WORK ORDER:
Each entry must be restated word for word.

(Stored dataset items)
------------------------------------------------
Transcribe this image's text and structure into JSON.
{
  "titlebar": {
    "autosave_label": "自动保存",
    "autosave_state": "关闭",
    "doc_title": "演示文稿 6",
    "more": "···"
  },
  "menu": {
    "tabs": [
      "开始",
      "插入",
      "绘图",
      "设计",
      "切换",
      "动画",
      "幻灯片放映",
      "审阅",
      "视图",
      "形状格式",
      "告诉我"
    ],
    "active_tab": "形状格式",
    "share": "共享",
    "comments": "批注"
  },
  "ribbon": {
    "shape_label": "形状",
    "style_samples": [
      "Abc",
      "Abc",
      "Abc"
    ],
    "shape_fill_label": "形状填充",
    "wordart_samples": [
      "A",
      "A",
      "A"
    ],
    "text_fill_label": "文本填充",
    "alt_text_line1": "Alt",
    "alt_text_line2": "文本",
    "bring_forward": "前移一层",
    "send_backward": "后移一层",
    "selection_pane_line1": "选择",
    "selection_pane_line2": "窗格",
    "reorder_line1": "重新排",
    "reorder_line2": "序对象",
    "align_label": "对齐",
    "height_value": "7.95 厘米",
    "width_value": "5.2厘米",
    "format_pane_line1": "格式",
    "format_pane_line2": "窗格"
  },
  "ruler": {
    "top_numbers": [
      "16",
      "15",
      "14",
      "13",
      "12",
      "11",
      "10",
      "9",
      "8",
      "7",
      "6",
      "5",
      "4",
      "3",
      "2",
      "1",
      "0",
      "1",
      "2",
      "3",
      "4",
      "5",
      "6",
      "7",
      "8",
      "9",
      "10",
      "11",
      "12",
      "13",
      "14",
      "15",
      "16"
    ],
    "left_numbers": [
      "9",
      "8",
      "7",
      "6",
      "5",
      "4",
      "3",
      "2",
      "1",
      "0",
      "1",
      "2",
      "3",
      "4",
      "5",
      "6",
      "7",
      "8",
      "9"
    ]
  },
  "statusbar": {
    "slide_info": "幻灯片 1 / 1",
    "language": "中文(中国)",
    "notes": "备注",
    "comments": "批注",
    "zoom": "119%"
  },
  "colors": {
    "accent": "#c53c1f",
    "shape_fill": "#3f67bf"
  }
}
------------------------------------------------
EXERCISE RESULT:
Transcribe this image's text and structure into JSON.
{
  "titlebar": {
    "autosave_label": "自动保存",
    "autosave_state": "关闭",
    "doc_title": "演示文稿 6",
    "more": "···"
  },
  "menu": {
    "tabs": [
      "开始",
      "插入",
      "绘图",
      "设计",
      "切换",
      "动画",
      "幻灯片放映",
      "审阅",
      "视图",
      "形状格式",
      "告诉我"
    ],
    "active_tab": "形状格式",
    "share": "共享",
    "comments": "批注"
  },
  "ribbon": {
    "shape_label": "形状",
    "style_samples": [
      "Abc",
      "Abc",
      "Abc"
    ],
    "shape_fill_label": "形状填充",
    "wordart_samples": [
      "A",
      "A",
      "A"
    ],
    "text_fill_label": "文本填充",
    "alt_text_line1": "Alt",
    "alt_text_line2": "文本",
    "bring_forward": "前移一层",
    "send_backward": "后移一层",
    "selection_pane_line1": "选择",
    "selection_pane_line2": "窗格",
    "reorder_line1": "重新排",
    "reorder_line2": "序对象",
    "align_label": "对齐",
    "height_value": "7.95 厘米",
    "width_value": "5.2厘米",
    "format_pane_line1": "格式",
    "format_pane_line2": "窗格"
  },
  "ruler": {
    "top_numbers": [
      "16",
      "15",
      "14",
      "13",
      "12",
      "11",
      "10",
      "9",
      "8",
      "7",
      "6",
      "5",
      "4",
      "3",
      "2",
      "1",
      "0",
      "1",
      "2",
      "3",
      "4",
      "5",
      "6",
      "7",
      "8",
      "9",
      "10",
      "11",
      "12",
      "13",
      "14",
      "15",
      "16"
    ],
    "left_numbers": [
      "9",
      "8",
      "7",
      "6",
      "5",
      "4",
      "3",
      "2",
      "1",
      "0",
      "1",
      "2",
      "3",
      "4",
      "5",
      "6",
      "7",
      "8",
      "9"
    ]
  },
  "statusbar": {
    "slide_info": "幻灯片 1 / 1",
    "language": "中文(中国)",
    "notes": "备注",
    "comments": "批注",
    "zoom": "119%"
  },
  "colors": {
    "accent": "#c53c1f",
    "shape_fill": "#3f67bf"
  }
}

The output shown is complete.